Malamutes might be great at pulling a sled with a pack of other Mals for long periods of time, but this is mostly due to an extensive history of performing this role and their strong pack mentality.
What Type Of Service Dog Would A Malamute Be?
It’s very likely that if a Malamute were able to be trained and follow commands reliably they would be used as a mobility assistance dog.
These tend to be larger dogs with lots of strength, like the Great Dane or Saint Bernard, and are used to provide assistance with movement. For example, some people rely on mobility assistance dogs to lean on to move around the house without their wheelchairs.
Can Malamutes Be Emotional Support Dogs?
Emotional support dogs are not service dogs and are prescribed by licensed mental health professionals who have determined that the presence of the dog is needed for the mental health of the patient.
Emotional support dogs do not need to be trained to do a specific role and are instead more like pets that are there for their owners and play a positive role in their mental health issues.
Malamutes could be emotional support dogs, but it depends on whether a licensed professional assesses the situation in the same way.
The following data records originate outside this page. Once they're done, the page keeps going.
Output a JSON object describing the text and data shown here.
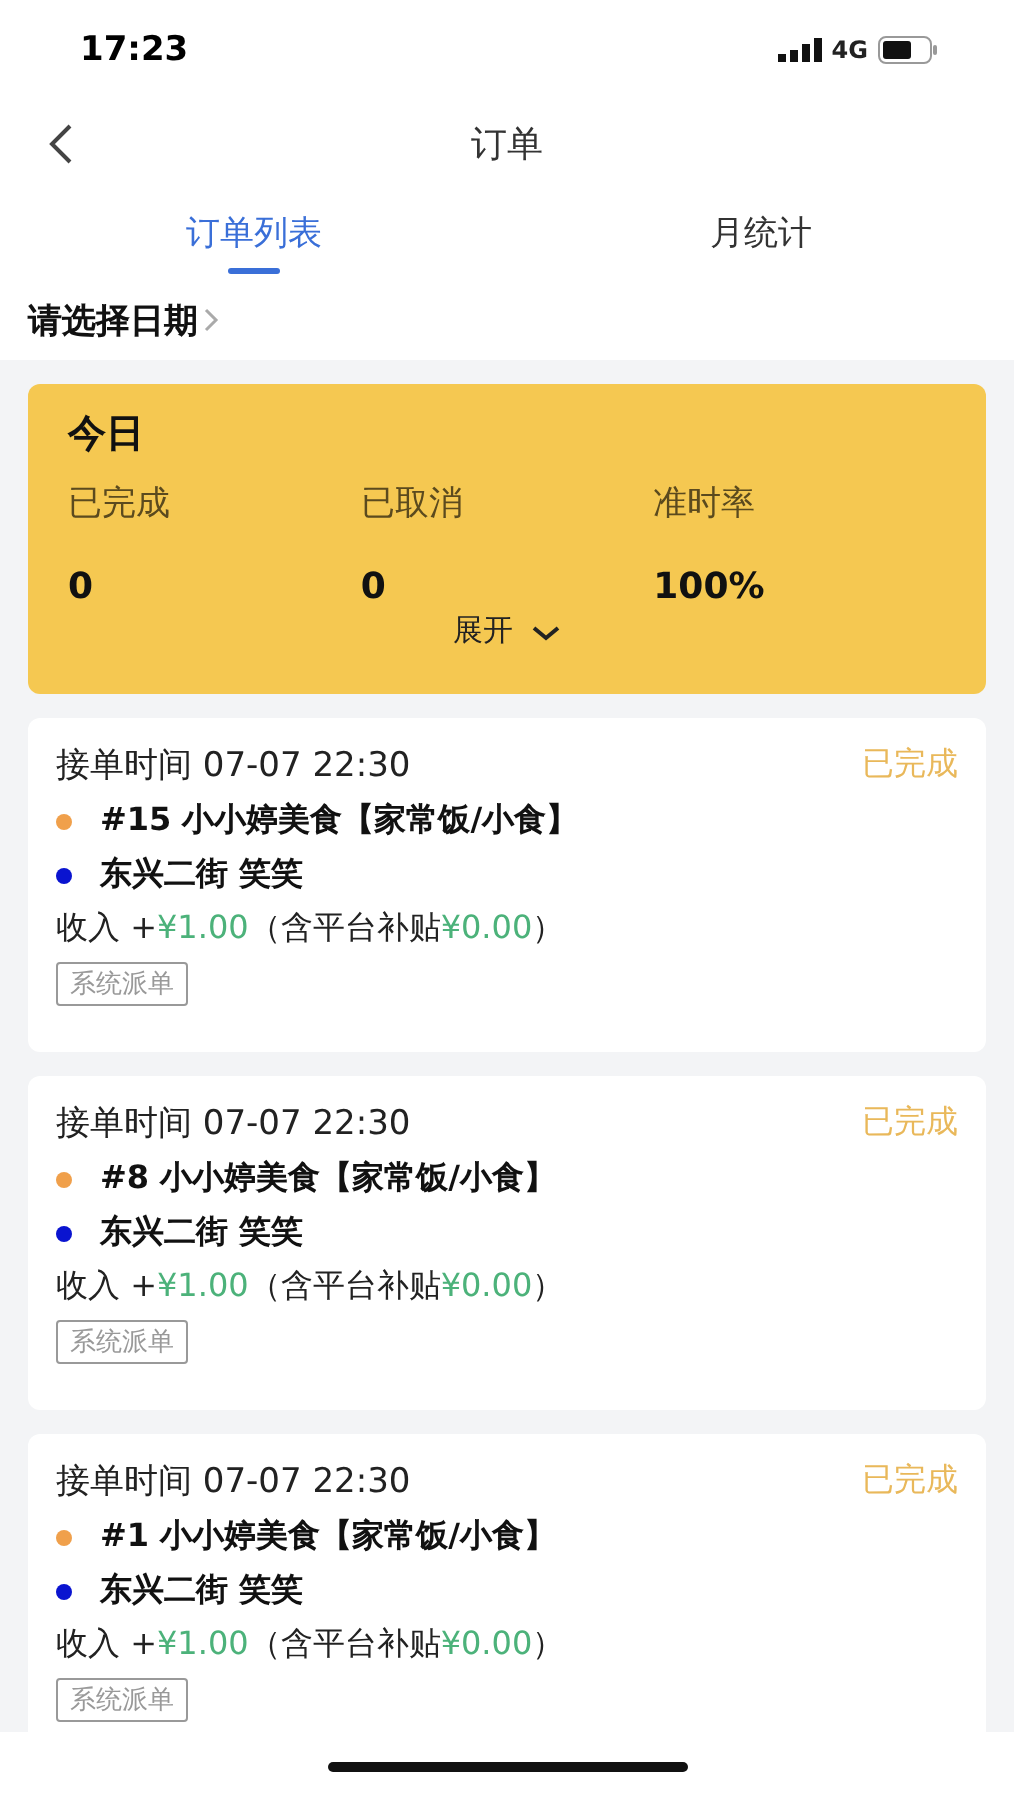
{
  "status_bar": {
    "time": "17:23",
    "network": "4G"
  },
  "nav": {
    "title": "订单"
  },
  "tabs": [
    {
      "label": "订单列表",
      "selected": true
    },
    {
      "label": "月统计",
      "selected": false
    }
  ],
  "date_picker": {
    "label": "请选择日期"
  },
  "summary": {
    "title": "今日",
    "stats": [
      {
        "label": "已完成",
        "value": "0"
      },
      {
        "label": "已取消",
        "value": "0"
      },
      {
        "label": "准时率",
        "value": "100%"
      }
    ],
    "expand": "展开",
    "expanded": false
  },
  "orders": [
    {
      "time": "接单时间 07-07 22:30",
      "status": "已完成",
      "stops": [
        {
          "text": "#15 小小婷美食【家常饭/小食】",
          "color": "#f0a04b"
        },
        {
          "text": "东兴二街 笑笑",
          "color": "#0a14d0"
        }
      ],
      "income_label": "收入 +",
      "income": "¥1.00",
      "subsidy_label": "（含平台补贴",
      "subsidy": "¥0.00",
      "income_end": "）",
      "tag": "系统派单"
    },
    {
      "time": "接单时间 07-07 22:30",
      "status": "已完成",
      "stops": [
        {
          "text": "#8 小小婷美食【家常饭/小食】",
          "color": "#f0a04b"
        },
        {
          "text": "东兴二街 笑笑",
          "color": "#0a14d0"
        }
      ],
      "income_label": "收入 +",
      "income": "¥1.00",
      "subsidy_label": "（含平台补贴",
      "subsidy": "¥0.00",
      "income_end": "）",
      "tag": "系统派单"
    },
    {
      "time": "接单时间 07-07 22:30",
      "status": "已完成",
      "stops": [
        {
          "text": "#1 小小婷美食【家常饭/小食】",
          "color": "#f0a04b"
        },
        {
          "text": "东兴二街 笑笑",
          "color": "#0a14d0"
        }
      ],
      "income_label": "收入 +",
      "income": "¥1.00",
      "subsidy_label": "（含平台补贴",
      "subsidy": "¥0.00",
      "income_end": "）",
      "tag": "系统派单"
    }
  ]
}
There aren’t really any strict requirements for these types of dogs versus service dogs.
Although every dog breed can be a service dog, there’s a reason why most service dogs share similar attributes, and why breeds like the German Shepherd or Labrador are the most common and breeds like the Malamute and Husky are not.
Alaskan Malamutes are very difficult to train, and it’s hard to rely on them to perform their job over and over without becoming bored or simply refusing to do the work.
This doesn’t mean that Malamutes don’t make incredible companions, it’s just that they are not the most reliable breed when it comes to performing a specific job over and over reliably. Malamutes are much more suited to be Emotional Support Dogs rather than service dogs for this reason.